Your objective: Retype every entry below exactly as it stands.

◆ ◆ ◆ ◆ ◆

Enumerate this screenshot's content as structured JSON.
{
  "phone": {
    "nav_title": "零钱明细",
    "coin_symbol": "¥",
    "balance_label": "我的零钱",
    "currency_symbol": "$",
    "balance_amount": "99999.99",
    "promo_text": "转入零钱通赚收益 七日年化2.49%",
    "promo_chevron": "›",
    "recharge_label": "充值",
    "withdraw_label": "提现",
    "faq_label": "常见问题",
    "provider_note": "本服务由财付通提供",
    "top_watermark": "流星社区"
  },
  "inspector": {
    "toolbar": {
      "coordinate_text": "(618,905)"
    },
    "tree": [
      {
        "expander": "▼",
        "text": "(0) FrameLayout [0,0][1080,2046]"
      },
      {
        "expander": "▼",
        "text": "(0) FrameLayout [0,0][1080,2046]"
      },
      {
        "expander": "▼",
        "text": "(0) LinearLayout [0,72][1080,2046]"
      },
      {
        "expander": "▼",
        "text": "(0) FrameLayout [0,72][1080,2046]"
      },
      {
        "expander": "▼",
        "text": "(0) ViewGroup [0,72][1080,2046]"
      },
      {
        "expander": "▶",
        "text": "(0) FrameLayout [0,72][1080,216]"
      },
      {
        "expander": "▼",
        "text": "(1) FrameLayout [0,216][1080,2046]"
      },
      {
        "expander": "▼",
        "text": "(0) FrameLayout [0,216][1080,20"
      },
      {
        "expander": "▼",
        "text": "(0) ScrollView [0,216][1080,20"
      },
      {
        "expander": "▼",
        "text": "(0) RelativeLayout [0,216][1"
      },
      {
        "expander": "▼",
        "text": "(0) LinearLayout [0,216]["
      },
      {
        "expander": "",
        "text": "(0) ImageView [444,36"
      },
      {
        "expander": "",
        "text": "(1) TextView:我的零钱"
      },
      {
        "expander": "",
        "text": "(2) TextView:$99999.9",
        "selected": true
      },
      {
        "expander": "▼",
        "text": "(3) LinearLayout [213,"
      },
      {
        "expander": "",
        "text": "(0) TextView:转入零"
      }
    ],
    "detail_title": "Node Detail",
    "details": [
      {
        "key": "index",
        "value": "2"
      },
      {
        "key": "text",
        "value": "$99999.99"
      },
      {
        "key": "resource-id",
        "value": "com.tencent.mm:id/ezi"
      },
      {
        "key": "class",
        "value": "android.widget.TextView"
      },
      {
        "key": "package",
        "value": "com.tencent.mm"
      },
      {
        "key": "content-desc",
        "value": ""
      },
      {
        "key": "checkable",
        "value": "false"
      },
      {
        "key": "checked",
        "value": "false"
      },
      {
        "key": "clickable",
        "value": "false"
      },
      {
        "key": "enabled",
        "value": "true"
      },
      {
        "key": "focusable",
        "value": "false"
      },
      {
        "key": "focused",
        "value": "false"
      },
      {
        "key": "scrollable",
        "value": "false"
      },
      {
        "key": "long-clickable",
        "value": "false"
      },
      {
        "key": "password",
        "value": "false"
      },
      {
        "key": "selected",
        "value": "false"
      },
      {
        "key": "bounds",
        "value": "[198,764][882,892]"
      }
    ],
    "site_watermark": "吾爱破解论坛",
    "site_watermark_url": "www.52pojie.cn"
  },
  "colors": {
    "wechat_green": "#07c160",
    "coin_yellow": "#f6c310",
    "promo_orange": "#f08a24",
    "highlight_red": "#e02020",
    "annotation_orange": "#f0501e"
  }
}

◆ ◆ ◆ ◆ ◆

Finished task:
Enumerate this screenshot's content as structured JSON.
{
  "phone": {
    "nav_title": "零钱明细",
    "coin_symbol": "¥",
    "balance_label": "我的零钱",
    "currency_symbol": "$",
    "balance_amount": "99999.99",
    "promo_text": "转入零钱通赚收益 七日年化2.49%",
    "promo_chevron": "›",
    "recharge_label": "充值",
    "withdraw_label": "提现",
    "faq_label": "常见问题",
    "provider_note": "本服务由财付通提供",
    "top_watermark": "流星社区"
  },
  "inspector": {
    "toolbar": {
      "coordinate_text": "(618,905)"
    },
    "tree": [
      {
        "expander": "▼",
        "text": "(0) FrameLayout [0,0][1080,2046]"
      },
      {
        "expander": "▼",
        "text": "(0) FrameLayout [0,0][1080,2046]"
      },
      {
        "expander": "▼",
        "text": "(0) LinearLayout [0,72][1080,2046]"
      },
      {
        "expander": "▼",
        "text": "(0) FrameLayout [0,72][1080,2046]"
      },
      {
        "expander": "▼",
        "text": "(0) ViewGroup [0,72][1080,2046]"
      },
      {
        "expander": "▶",
        "text": "(0) FrameLayout [0,72][1080,216]"
      },
      {
        "expander": "▼",
        "text": "(1) FrameLayout [0,216][1080,2046]"
      },
      {
        "expander": "▼",
        "text": "(0) FrameLayout [0,216][1080,20"
      },
      {
        "expander": "▼",
        "text": "(0) ScrollView [0,216][1080,20"
      },
      {
        "expander": "▼",
        "text": "(0) RelativeLayout [0,216][1"
      },
      {
        "expander": "▼",
        "text": "(0) LinearLayout [0,216]["
      },
      {
        "expander": "",
        "text": "(0) ImageView [444,36"
      },
      {
        "expander": "",
        "text": "(1) TextView:我的零钱"
      },
      {
        "expander": "",
        "text": "(2) TextView:$99999.9",
        "selected": true
      },
      {
        "expander": "▼",
        "text": "(3) LinearLayout [213,"
      },
      {
        "expander": "",
        "text": "(0) TextView:转入零"
      }
    ],
    "detail_title": "Node Detail",
    "details": [
      {
        "key": "index",
        "value": "2"
      },
      {
        "key": "text",
        "value": "$99999.99"
      },
      {
        "key": "resource-id",
        "value": "com.tencent.mm:id/ezi"
      },
      {
        "key": "class",
        "value": "android.widget.TextView"
      },
      {
        "key": "package",
        "value": "com.tencent.mm"
      },
      {
        "key": "content-desc",
        "value": ""
      },
      {
        "key": "checkable",
        "value": "false"
      },
      {
        "key": "checked",
        "value": "false"
      },
      {
        "key": "clickable",
        "value": "false"
      },
      {
        "key": "enabled",
        "value": "true"
      },
      {
        "key": "focusable",
        "value": "false"
      },
      {
        "key": "focused",
        "value": "false"
      },
      {
        "key": "scrollable",
        "value": "false"
      },
      {
        "key": "long-clickable",
        "value": "false"
      },
      {
        "key": "password",
        "value": "false"
      },
      {
        "key": "selected",
        "value": "false"
      },
      {
        "key": "bounds",
        "value": "[198,764][882,892]"
      }
    ],
    "site_watermark": "吾爱破解论坛",
    "site_watermark_url": "www.52pojie.cn"
  },
  "colors": {
    "wechat_green": "#07c160",
    "coin_yellow": "#f6c310",
    "promo_orange": "#f08a24",
    "highlight_red": "#e02020",
    "annotation_orange": "#f0501e"
  }
}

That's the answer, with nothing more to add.